I can remember the first feelings of passion I had for oppressed peoples beginning to percolate around the time I started listening to Public Enemy way back in junior high school. Songs like “Fight the Power” and “Can’t Truss It” made me more aware of the struggles, frustrations, and anger of oppressed black people. Inspiring and insightful lyrics discussing topics like the civil rights movement, slavery, and the struggle of humanity in general contributed, among other things at the time, to feelings of strong frustration, rebellion, and an overall sense of anger at the plight of humanity.
I think over the years during junior high and high school, some of these feelings manifested themselves in some negative ways. Luckily, as I grew up and matured, I was able to channel these feelings into motivation to dig below the surface, and to try to find out how this world really works.
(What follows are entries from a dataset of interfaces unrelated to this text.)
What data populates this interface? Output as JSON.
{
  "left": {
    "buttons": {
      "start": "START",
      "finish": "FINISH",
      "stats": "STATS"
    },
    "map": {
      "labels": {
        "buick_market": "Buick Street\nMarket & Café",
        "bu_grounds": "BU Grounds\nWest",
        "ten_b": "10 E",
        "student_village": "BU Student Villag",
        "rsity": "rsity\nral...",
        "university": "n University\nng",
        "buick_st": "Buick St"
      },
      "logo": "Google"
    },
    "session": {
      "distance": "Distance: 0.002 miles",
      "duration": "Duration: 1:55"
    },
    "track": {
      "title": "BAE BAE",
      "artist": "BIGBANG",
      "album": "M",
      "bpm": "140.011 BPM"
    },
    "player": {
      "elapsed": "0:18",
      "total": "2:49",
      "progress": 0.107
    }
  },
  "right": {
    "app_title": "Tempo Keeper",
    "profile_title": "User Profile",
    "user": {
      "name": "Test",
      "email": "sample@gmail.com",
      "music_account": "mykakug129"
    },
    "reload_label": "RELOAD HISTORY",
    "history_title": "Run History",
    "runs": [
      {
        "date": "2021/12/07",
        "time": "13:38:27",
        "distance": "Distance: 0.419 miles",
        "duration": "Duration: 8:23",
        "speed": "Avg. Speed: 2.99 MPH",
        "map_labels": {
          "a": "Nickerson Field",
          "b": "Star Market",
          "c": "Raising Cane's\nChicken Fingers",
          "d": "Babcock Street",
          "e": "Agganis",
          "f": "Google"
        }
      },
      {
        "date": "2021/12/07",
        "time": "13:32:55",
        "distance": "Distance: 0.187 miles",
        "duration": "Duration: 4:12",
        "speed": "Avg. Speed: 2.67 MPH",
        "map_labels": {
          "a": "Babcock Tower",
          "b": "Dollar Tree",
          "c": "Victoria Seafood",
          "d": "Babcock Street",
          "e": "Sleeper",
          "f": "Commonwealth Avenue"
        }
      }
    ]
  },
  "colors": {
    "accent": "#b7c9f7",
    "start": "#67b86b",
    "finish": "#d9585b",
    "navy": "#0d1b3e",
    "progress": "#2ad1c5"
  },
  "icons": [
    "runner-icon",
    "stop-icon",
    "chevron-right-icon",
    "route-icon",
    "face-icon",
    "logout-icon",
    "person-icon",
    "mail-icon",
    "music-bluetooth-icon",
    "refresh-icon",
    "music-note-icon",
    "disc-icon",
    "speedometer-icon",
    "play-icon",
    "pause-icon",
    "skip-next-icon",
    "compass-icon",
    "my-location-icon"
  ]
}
I started reading and learning more and more. The more knowledge I acquired, the hungrier I grew for more. I learned that the world is really controlled by a small percentage of people, people with concentrated wealth and power, and that these people are pulling the strings affecting so many other people’s lives.
I don’t know everything about socialism yet, but what I do know is that the system we have now is not working. It’s not just broken, it’s fundamentally flawed, and something has to change. There has to be something different. All my life I have grown up with a simplistic understanding of socialism: the intellectually lazy notion that all socialism is inherently bad; socialism equals Stalin; the Evil Empire of Russia; and that it “sounds good on paper, but can never work.”
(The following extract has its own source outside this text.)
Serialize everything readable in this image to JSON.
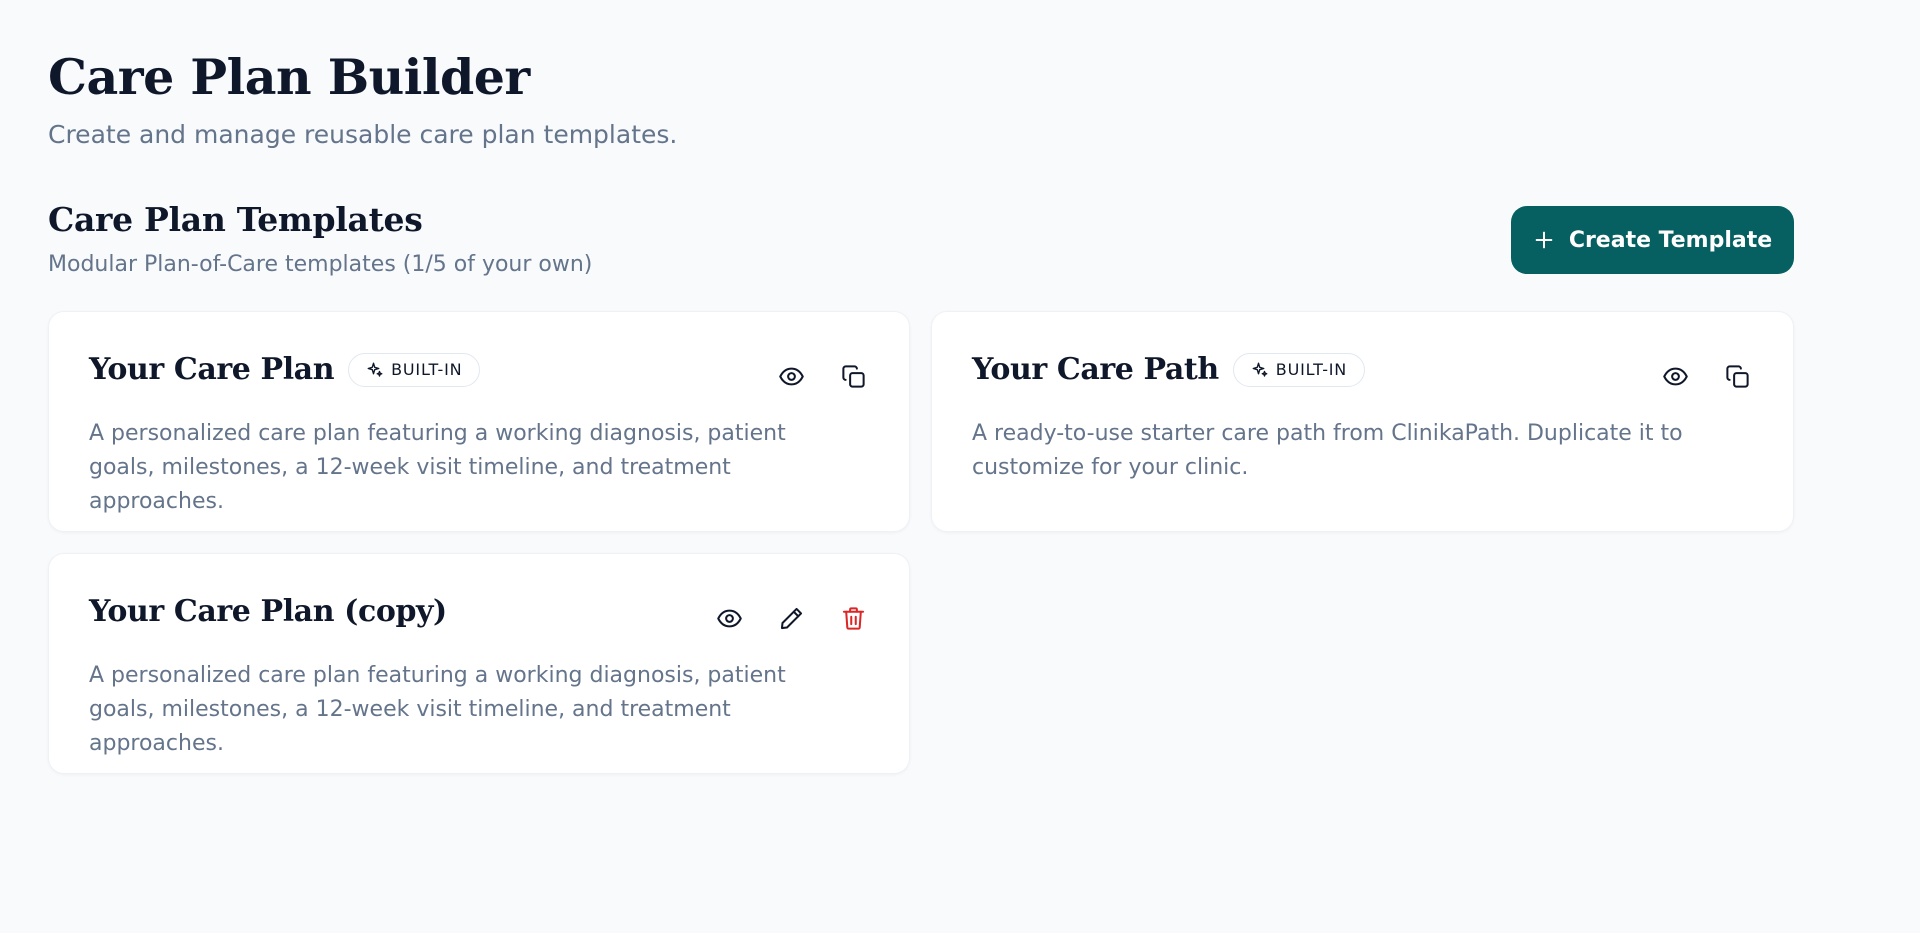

Basically, I grew up with the same understanding that probably many people in the U.S. had and still have to this day. Part of the misconception as to what genuine socialism is is due to people simply not being very educated on Marxist philosophy, and only having a minimal grasp of what went on in Russia around the first quarter of the twentieth century, myself included.
However, perhaps an even greater cause of the common misconceptions, falsehoods, and myths about socialism, is the common practice of popular political pundits, especially on the Right, deliberately distorting and misrepresenting the ideas of socialism. The ruling capitalists and their sophisticated system of think tanks and so-called “grass roots” organizations have done a good job of turning “socialism” and “communism” into bad words. Not until I began discussing with WIL members a couple of years ago did I actually begin to develop a basic understanding of genuine Marxism and socialism, and how at its core it is a much more democratic system than what we have today.
We live in a very turbulent but exciting time. I feel that the world is at a crossroads: Capitalism has, for the past two hundred years or so, allowed humanity to make tremendous gains, but not without tremendous expense. We are now at peak oil and the environment is in a mess. Capitalism does not offer the possibility of resolving these problems.
It is also becoming more and more apparent that the worldwide financial crisis really stems from the larger and main crisis of capitalism. The capitalists rush from problem to problem, applying temporary and reactionary fixes, like sailors rushing around with buckets desperately dumping out the gushing water on their sinking ship. The world is beginning to wake up; even in the U.S., the capitalist foundations are beginning to show cracks.
I’m very excited to be with the group. I have wanted to get involved in some sort of activism for several years now, to do something other than work and simply exist; to contribute to a larger cause. I appreciate the scientific and logical approach that Marxists take, and have enjoyed the informative discussions so far in the meetings I have attended.
I look forward to being an active member, gaining a solid understanding of Marxism and socialism, so that I can get to the point where I can educate other people and explain to them confidently what Marxism truly is and strip down people’s apprehensions and fears with facts and knowledge. We need a world that is not controlled by elite plutocracies, oligarchies and authoritarians; we need a world where everyone has a voice.